Timeline of the Newsboy’s Strike

Newsboy and Pape

In Calling Extra, Elsie’s personal stories, as well as her adventures with Grin, are interwoven into the real timeline of the 1899 newsboy strike. Below are a list of dates and events from the strike gathered together from the newspaper articles of that time. These references include the New York Times, the New York Tribune, the New York Sun, and the Brooklyn Eagle.

  • July 18: Long Island City newsboys feel they are being cheated and riot, kicking off news of a strike.
  • July 19: Manhattan newsboys gather in City Hall Park to meet about the possibility of a strike.
  • July 20: The Manhattan newsboys officially go on strike.
  • July 21: Striking newsboys attack delivery wagons and scabs selling the boycotted papers.
  • July 22: Newsboys are arrested for disturbances throughout the day. There’s a demonstration outside the New York World office and four boys meet with William Randolph Hearst.
  • July 23: Various arrested newsboys are arraigned. Meanwhile, the strike committee makes plans for their mass meeting. There are no fights or disturbances since it’s a Sunday and no evening papers are sold on Sundays.
  • July 24: Violent attacks occur during the day. The newsboys hold a mass meeting at New Irving Hall in the evening.
  • July 25: Newsboys lay low with fewer fights due to the rambunctious meeting at Irving Hall the night before.
  • July 26: Newsboys meet in a saloon in Park Row to talk about allegations of Dave Simmons and Louis “Kid Blink” Baletti betraying the union. Later that day, Dave demotes himself as president of the Newsboys’ Union.
  • July 27: The boys’ planned parade is broken up by police because there is no permit. The boys discover Kid Blink in a fancy suit and attack him. Police end up arresting Kid Blink thinking he is part of the attack, not the victim.
  • July 30: The Newsboys’ Union elects new officers. This time they select an adult, James G. Neill, as president. Three boys are arrested for blackmail.
  • July 31: The boys arrested for blackmail are arraigned in court. Kid Blink aids the police. The West Side Newsdealers’ Association declares the strike “a failure.”
  • August 2: Hearst and Pulitzer put forth a resolution of 100% return rights to keep the price at six cents a ten, which is then accepted by newsboys.

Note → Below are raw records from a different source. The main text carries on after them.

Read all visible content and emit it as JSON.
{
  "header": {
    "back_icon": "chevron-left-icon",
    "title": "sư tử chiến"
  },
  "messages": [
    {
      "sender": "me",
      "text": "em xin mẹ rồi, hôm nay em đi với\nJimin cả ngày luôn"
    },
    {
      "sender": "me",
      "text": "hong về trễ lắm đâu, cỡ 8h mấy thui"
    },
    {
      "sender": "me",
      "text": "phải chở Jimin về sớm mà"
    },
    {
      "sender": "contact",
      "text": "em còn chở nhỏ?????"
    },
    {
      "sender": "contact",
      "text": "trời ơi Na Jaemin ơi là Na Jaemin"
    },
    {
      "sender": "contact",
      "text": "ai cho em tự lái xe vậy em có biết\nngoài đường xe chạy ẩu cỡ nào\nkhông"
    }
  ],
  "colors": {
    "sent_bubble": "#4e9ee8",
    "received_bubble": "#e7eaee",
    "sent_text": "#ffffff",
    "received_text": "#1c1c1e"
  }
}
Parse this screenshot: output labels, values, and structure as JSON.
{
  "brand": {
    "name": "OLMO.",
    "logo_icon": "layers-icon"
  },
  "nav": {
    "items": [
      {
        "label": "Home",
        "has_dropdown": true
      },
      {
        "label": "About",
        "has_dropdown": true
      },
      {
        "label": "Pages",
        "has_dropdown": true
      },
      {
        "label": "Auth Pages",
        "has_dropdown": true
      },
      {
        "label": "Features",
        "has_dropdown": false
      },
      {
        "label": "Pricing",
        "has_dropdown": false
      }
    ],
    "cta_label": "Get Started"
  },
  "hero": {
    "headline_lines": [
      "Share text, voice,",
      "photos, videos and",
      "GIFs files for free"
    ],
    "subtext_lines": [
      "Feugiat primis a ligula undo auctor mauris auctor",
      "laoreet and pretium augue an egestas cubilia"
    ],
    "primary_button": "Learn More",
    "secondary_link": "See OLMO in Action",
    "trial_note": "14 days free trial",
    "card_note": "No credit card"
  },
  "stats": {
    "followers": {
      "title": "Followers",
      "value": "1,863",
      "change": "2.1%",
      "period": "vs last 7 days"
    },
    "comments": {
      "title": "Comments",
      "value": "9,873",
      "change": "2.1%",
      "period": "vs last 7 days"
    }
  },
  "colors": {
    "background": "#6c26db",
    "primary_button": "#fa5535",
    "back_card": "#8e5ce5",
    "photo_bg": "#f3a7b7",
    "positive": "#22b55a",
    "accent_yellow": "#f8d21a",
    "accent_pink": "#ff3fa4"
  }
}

The strike is over, with the newsboys considering it a success.

The newsboy strike began on July 20, 1899, and lasted until August 2, when William Randolph Hearst of the New York World and Joseph Pulitzer of the New York Journal compromised with the newsboys, giving them “return rights,” that is, allowing them to sell back their papers at a 100% refund.

The names of all the newsboys mentioned in this book were recorded in New York’s other newspapers in 1899: the New York Tribune, the New York Sun, the New York Times, and the Brooklyn Eagle, who were more than happy to write about the circulation loss suffered by their rivals. These papers give a colorful portrayal of the newsboys and their fight. In the book I have given a fictional portrayal of real events, such as the meeting at Irving Hall, the fights and arrests of the boys who “soaked” scabs, and the alleged betrayal carried out by Kid Blink and Dave Simmons.

Although Elsie is fictional, she is based on many young immigrant women who existed in New York at the time. Isabelle Thornton is also based on real women at the turn of the century who became the first female lawyers of their day, and subsequently, the driving force behind the suffrage movement that led to the 19th Amendment: women’s right to vote.